• Data extracts:
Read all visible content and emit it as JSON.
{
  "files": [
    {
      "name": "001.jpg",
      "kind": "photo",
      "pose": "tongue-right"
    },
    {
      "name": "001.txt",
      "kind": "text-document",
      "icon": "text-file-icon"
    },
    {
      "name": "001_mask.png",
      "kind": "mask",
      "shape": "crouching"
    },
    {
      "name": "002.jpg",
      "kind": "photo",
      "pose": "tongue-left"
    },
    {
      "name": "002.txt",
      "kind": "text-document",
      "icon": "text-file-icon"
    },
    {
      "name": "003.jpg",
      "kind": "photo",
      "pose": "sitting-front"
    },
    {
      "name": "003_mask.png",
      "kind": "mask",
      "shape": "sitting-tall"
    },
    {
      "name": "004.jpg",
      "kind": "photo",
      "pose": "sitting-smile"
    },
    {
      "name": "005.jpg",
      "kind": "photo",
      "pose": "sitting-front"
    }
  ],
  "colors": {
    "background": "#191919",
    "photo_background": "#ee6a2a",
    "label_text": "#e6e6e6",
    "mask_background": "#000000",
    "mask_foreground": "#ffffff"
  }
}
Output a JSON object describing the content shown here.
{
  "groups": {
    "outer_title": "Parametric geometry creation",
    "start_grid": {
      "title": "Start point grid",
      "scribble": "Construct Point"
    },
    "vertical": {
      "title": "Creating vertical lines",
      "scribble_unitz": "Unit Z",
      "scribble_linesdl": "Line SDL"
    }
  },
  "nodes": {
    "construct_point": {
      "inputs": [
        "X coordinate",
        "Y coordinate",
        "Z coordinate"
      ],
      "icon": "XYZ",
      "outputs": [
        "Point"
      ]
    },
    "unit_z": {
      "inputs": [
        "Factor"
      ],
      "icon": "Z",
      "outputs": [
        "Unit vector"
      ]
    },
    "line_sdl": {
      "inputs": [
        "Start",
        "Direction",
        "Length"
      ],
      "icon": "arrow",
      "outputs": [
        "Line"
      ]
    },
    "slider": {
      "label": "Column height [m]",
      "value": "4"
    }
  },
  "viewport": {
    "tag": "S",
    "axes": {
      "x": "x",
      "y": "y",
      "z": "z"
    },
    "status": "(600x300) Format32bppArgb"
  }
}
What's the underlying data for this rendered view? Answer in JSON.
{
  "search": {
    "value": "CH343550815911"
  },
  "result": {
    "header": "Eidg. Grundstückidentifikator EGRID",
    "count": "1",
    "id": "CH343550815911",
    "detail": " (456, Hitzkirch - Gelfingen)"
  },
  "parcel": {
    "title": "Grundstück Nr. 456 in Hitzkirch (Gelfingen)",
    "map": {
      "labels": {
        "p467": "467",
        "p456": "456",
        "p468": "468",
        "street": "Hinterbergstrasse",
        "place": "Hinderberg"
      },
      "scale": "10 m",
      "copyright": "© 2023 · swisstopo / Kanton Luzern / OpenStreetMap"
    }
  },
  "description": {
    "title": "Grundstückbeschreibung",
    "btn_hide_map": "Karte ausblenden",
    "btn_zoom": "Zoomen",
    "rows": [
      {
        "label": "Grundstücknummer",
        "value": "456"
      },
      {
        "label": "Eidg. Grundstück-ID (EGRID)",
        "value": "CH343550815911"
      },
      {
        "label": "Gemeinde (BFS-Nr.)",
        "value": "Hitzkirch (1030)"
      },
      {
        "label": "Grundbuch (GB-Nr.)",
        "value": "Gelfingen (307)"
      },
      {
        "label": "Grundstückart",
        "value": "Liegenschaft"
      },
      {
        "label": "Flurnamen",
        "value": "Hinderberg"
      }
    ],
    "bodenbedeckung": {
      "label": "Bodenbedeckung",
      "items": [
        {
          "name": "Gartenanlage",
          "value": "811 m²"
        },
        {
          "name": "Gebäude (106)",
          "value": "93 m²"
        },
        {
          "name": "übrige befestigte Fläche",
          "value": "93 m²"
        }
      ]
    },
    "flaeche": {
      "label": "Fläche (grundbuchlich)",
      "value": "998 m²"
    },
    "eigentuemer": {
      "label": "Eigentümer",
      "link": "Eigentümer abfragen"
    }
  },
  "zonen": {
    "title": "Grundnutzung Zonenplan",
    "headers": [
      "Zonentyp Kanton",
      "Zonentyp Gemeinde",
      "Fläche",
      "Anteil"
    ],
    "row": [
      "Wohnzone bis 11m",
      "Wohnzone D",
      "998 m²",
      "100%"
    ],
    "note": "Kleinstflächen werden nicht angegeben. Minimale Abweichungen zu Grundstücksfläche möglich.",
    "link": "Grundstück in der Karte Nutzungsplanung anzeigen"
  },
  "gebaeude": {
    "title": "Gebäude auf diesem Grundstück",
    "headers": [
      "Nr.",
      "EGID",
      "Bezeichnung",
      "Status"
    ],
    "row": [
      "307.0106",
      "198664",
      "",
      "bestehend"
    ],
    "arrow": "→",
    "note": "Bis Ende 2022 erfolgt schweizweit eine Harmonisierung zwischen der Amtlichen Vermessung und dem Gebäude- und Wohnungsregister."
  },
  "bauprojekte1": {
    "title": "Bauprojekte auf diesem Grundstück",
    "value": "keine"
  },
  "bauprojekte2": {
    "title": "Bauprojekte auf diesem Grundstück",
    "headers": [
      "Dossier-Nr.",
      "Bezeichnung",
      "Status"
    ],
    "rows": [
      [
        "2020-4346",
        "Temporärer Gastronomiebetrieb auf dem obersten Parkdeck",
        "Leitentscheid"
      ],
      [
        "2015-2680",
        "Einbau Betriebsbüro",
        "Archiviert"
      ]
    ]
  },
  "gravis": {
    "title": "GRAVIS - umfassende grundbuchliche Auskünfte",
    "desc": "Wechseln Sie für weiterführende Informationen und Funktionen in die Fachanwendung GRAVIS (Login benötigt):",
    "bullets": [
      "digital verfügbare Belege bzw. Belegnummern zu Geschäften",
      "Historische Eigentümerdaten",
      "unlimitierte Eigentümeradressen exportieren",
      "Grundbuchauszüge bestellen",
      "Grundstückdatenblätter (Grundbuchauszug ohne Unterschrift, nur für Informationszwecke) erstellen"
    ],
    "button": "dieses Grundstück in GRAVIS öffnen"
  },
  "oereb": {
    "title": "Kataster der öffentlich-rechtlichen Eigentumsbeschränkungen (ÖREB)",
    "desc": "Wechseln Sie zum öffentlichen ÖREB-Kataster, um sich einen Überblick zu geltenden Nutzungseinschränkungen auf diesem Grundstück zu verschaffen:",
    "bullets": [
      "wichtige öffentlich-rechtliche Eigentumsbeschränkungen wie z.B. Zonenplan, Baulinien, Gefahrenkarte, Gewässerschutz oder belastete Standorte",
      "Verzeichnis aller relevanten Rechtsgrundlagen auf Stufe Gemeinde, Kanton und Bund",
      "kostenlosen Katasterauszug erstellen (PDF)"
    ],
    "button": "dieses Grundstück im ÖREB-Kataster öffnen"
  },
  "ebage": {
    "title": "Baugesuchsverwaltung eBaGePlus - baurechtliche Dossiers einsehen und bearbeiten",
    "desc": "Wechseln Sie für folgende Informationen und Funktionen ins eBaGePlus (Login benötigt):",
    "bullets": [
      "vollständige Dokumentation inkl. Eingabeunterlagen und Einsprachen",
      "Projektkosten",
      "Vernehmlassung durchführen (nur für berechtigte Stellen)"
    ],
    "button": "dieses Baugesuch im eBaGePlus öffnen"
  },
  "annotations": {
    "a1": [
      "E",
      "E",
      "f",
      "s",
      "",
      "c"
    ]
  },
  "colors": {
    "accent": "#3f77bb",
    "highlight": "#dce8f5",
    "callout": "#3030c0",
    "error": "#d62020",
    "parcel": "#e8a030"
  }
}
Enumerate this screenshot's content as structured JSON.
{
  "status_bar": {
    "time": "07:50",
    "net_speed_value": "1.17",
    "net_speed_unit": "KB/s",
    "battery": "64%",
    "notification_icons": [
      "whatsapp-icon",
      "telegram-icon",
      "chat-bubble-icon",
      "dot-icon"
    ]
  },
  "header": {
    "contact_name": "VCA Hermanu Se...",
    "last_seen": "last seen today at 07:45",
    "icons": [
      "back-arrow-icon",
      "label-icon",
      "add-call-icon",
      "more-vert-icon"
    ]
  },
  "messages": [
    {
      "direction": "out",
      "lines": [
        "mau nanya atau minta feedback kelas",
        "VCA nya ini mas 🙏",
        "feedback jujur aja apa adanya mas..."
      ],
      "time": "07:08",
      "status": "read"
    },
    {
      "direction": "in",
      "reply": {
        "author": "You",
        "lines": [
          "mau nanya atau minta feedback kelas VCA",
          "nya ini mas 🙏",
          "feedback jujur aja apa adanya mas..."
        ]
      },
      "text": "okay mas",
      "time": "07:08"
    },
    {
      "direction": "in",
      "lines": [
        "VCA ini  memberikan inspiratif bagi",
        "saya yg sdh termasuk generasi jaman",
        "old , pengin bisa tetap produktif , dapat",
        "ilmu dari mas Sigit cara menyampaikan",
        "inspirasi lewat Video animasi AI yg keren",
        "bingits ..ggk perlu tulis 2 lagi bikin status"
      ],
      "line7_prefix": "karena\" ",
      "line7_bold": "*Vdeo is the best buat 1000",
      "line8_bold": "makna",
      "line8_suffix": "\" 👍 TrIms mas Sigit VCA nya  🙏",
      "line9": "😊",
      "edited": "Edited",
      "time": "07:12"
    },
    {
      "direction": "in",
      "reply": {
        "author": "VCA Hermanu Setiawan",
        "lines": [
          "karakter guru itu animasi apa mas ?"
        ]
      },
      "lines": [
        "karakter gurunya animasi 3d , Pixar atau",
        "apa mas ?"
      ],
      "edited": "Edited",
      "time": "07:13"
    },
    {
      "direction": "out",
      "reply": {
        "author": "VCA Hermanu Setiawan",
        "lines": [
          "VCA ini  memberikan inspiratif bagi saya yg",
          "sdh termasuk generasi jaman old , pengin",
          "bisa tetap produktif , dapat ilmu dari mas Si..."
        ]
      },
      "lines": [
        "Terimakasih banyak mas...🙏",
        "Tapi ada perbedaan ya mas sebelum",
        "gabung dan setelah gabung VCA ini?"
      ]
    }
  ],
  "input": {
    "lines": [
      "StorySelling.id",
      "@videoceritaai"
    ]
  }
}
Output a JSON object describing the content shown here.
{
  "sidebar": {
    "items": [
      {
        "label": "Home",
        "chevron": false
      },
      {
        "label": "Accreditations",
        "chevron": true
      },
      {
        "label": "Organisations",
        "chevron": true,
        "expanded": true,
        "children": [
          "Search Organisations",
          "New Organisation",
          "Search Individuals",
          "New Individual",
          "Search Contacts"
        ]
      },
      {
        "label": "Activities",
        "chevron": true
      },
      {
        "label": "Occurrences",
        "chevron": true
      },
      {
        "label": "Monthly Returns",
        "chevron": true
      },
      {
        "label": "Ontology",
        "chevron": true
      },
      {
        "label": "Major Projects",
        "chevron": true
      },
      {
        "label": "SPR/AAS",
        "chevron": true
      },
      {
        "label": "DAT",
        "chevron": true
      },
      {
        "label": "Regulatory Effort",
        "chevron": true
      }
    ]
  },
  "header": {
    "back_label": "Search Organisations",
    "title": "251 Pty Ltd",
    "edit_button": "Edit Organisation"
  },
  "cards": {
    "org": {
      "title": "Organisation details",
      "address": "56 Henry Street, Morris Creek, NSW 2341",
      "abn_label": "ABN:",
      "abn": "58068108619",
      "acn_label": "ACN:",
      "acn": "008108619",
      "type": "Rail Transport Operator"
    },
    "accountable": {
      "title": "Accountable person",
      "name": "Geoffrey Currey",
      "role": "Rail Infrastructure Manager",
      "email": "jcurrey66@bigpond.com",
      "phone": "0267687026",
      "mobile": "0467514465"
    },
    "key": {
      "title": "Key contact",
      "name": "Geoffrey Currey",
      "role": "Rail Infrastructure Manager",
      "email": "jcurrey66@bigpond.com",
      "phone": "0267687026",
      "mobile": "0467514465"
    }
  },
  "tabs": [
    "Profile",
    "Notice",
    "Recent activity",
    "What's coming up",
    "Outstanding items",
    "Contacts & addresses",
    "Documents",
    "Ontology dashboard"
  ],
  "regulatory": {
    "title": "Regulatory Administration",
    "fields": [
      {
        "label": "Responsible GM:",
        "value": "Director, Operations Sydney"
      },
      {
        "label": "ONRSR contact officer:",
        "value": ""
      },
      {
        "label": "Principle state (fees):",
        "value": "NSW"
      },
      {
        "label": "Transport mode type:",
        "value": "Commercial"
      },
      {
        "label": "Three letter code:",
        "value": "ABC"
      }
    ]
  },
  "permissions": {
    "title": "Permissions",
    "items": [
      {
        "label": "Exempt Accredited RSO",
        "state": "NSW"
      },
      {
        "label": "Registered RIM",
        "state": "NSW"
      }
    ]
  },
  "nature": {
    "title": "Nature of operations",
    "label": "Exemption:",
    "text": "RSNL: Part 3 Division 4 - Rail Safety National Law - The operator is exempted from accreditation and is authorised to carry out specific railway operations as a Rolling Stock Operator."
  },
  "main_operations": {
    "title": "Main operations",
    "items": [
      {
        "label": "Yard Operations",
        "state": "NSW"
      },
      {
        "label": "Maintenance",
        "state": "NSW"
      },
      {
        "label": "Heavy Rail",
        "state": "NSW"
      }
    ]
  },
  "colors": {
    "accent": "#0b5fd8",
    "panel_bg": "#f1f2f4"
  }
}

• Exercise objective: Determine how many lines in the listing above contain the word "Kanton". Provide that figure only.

• Exercise response: 3